• The task: Using the data below, copy every line that contains the word "JSON".

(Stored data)

::::::

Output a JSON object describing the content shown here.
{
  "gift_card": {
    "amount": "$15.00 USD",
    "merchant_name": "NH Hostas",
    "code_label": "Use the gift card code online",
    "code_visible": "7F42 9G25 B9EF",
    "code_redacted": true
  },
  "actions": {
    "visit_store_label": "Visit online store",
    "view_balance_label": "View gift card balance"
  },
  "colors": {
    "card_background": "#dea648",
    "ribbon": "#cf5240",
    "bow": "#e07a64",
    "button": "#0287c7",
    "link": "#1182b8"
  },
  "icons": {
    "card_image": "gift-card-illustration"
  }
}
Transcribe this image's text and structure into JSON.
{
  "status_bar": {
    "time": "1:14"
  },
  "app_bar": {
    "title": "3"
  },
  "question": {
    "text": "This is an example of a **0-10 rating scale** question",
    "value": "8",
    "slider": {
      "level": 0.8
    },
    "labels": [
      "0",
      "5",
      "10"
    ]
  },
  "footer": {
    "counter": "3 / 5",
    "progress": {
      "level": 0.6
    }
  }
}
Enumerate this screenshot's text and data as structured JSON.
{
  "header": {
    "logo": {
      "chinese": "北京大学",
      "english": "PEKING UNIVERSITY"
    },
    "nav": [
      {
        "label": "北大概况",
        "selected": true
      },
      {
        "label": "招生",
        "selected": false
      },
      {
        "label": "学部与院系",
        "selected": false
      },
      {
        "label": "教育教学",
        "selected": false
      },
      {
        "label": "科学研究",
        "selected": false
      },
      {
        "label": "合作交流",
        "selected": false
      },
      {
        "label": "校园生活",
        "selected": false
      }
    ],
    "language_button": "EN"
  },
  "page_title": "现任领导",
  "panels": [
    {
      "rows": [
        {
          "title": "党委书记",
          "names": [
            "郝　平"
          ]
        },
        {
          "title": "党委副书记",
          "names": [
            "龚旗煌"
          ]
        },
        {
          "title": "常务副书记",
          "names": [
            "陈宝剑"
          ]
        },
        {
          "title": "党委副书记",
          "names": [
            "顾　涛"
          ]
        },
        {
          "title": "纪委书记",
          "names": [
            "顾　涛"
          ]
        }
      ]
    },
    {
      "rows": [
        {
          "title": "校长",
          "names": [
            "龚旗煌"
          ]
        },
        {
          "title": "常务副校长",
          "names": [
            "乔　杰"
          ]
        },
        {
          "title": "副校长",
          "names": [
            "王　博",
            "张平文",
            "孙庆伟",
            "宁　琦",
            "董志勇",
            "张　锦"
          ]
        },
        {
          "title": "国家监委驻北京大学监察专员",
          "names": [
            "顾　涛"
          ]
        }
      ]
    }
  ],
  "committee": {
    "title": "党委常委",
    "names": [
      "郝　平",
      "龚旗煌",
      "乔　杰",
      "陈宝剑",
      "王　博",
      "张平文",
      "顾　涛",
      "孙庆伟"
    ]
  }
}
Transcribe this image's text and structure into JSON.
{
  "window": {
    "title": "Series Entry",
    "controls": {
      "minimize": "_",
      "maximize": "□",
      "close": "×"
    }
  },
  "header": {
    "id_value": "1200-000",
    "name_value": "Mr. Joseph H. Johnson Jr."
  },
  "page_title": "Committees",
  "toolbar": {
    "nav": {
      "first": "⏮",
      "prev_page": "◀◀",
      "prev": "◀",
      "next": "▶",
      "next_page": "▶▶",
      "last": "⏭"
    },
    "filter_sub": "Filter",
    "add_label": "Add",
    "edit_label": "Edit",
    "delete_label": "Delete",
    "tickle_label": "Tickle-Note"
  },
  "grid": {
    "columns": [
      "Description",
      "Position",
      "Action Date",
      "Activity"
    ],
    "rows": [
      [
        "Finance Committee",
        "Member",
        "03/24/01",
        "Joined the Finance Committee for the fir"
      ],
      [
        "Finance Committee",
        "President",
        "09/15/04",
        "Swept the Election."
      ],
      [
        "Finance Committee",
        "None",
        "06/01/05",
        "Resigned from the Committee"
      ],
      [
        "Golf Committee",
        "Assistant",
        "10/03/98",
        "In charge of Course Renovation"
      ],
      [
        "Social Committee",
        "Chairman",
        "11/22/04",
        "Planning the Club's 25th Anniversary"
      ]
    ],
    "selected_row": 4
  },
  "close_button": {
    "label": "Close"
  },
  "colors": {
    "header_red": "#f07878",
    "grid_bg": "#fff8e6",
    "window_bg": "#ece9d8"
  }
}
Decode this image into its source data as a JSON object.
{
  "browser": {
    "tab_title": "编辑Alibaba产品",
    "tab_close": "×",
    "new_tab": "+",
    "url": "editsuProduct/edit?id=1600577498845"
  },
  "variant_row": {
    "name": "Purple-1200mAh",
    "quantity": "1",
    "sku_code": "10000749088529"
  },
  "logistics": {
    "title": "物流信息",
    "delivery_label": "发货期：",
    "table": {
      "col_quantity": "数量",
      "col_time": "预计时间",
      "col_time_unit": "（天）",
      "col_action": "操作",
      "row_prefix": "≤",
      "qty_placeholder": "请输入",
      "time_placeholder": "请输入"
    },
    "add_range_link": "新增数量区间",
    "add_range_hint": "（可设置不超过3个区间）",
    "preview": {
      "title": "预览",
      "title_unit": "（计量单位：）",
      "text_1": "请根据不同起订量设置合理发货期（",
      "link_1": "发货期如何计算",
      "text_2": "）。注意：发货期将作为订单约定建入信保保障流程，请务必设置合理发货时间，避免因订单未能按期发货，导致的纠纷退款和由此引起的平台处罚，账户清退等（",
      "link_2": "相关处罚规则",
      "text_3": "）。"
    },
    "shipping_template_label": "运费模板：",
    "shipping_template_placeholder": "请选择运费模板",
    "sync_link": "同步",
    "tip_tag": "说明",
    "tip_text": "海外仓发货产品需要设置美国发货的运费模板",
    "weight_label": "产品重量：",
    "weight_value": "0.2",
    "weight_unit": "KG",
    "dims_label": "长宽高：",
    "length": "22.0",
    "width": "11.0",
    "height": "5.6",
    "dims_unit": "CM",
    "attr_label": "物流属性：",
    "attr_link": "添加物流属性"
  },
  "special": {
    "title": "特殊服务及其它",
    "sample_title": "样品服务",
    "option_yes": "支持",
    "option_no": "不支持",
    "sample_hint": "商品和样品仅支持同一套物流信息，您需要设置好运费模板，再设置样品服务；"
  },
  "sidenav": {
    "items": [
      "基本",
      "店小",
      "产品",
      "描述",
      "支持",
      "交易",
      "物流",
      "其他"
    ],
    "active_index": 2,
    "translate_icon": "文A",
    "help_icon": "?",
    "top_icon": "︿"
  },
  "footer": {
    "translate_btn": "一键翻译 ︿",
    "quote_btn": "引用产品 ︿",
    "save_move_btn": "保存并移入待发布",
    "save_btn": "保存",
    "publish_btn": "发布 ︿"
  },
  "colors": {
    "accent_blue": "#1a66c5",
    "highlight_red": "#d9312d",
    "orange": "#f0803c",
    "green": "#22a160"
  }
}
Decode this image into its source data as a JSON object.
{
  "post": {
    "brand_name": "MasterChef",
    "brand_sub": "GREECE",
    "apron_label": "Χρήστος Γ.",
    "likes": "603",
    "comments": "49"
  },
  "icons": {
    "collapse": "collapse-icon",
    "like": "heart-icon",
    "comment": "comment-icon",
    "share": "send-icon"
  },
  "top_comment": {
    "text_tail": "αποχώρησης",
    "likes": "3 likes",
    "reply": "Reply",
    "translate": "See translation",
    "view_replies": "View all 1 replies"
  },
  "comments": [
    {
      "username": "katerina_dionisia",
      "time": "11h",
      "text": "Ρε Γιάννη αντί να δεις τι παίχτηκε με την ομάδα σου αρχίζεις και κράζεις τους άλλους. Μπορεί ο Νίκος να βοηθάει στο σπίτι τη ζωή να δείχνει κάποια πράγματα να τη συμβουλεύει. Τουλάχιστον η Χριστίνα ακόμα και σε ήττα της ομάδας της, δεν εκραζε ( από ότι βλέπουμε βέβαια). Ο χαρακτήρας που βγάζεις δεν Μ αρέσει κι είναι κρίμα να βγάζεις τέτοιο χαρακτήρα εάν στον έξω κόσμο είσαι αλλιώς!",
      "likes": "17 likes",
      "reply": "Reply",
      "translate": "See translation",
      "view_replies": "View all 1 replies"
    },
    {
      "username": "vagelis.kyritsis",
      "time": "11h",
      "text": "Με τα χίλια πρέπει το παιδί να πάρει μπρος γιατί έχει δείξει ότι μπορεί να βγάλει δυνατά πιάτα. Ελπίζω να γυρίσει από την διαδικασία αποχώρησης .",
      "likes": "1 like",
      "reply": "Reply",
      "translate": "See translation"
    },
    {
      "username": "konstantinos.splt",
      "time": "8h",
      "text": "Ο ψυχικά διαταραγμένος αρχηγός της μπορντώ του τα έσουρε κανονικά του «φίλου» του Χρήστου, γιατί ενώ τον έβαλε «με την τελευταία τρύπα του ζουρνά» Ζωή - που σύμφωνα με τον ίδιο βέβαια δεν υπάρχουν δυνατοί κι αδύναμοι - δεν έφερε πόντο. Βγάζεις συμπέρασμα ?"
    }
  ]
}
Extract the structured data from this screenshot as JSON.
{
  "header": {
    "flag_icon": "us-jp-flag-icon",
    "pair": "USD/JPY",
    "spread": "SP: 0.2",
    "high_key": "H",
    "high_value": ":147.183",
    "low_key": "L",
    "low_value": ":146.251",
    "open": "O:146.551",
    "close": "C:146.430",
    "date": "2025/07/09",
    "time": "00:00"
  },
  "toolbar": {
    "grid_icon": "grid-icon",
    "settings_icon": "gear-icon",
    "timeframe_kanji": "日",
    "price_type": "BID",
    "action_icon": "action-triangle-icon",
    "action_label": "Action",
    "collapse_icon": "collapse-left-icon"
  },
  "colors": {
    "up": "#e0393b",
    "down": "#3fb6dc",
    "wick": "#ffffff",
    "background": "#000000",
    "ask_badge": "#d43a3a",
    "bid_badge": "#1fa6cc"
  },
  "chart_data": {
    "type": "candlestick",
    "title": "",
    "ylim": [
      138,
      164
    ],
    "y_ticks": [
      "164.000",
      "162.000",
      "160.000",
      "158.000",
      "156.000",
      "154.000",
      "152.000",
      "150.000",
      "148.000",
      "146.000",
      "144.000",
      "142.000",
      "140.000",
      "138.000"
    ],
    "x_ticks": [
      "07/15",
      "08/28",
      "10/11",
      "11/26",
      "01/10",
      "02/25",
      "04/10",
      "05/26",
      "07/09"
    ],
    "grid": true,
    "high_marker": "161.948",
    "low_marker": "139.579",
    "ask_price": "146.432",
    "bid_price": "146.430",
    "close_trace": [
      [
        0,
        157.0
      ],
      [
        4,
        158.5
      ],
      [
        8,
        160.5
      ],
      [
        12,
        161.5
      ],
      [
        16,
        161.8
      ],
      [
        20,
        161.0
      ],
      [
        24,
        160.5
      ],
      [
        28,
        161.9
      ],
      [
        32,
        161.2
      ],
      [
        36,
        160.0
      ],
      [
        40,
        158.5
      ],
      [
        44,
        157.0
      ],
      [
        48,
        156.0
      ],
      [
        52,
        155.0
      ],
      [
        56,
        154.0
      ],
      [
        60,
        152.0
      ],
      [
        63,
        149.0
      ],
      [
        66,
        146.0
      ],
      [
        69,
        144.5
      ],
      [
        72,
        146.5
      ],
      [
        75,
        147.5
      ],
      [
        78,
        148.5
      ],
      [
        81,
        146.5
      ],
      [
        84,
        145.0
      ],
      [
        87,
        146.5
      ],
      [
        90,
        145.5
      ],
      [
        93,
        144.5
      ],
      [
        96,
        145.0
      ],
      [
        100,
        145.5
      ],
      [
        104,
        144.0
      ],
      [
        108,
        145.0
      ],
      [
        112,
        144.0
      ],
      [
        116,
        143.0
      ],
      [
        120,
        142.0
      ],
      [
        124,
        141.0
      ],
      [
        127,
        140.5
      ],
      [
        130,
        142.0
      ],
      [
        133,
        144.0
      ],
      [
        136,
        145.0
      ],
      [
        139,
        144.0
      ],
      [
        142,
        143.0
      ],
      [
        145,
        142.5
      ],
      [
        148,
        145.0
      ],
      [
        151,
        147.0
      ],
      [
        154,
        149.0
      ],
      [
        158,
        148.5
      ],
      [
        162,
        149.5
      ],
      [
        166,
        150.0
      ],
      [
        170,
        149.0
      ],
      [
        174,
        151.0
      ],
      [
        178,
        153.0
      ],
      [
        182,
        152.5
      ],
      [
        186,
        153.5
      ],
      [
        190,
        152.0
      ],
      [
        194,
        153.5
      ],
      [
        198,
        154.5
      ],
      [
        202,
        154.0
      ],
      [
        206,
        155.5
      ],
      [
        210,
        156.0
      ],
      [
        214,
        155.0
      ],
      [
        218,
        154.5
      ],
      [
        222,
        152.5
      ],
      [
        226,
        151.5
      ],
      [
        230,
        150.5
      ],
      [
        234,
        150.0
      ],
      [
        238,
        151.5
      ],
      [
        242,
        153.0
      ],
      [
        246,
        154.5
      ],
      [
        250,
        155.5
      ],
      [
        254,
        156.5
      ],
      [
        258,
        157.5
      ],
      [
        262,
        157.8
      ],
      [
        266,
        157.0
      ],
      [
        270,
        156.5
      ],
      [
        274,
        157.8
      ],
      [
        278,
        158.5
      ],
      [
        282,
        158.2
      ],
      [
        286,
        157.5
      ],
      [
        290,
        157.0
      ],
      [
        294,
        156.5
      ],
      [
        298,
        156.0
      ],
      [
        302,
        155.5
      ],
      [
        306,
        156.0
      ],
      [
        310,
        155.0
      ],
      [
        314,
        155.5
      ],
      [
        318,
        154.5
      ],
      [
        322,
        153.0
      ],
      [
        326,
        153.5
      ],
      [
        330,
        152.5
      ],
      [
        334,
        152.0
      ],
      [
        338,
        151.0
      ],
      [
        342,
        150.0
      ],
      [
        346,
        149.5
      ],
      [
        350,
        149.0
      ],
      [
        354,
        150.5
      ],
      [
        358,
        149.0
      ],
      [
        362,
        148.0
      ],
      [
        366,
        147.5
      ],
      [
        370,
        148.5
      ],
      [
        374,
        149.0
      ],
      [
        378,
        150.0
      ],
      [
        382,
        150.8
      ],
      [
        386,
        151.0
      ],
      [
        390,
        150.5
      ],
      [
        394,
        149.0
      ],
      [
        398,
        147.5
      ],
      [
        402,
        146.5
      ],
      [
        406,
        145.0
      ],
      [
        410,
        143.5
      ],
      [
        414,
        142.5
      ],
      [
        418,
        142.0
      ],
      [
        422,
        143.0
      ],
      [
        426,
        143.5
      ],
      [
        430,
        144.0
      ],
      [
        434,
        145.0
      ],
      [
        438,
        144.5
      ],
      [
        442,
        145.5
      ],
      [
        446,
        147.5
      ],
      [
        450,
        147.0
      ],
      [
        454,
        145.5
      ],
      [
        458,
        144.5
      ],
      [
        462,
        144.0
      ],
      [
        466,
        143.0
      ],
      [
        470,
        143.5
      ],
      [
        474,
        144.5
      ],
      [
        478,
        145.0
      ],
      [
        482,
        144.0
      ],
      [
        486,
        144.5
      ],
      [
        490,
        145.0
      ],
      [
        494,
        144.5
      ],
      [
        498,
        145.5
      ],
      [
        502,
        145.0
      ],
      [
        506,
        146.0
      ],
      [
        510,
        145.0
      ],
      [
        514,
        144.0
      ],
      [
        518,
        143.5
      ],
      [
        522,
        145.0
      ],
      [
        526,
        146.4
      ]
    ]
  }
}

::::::

• Solution:
Output a JSON object describing the content shown here.
Transcribe this image's text and structure into JSON.
Enumerate this screenshot's text and data as structured JSON.
Transcribe this image's text and structure into JSON.
Decode this image into its source data as a JSON object.
Decode this image into its source data as a JSON object.
Extract the structured data from this screenshot as JSON.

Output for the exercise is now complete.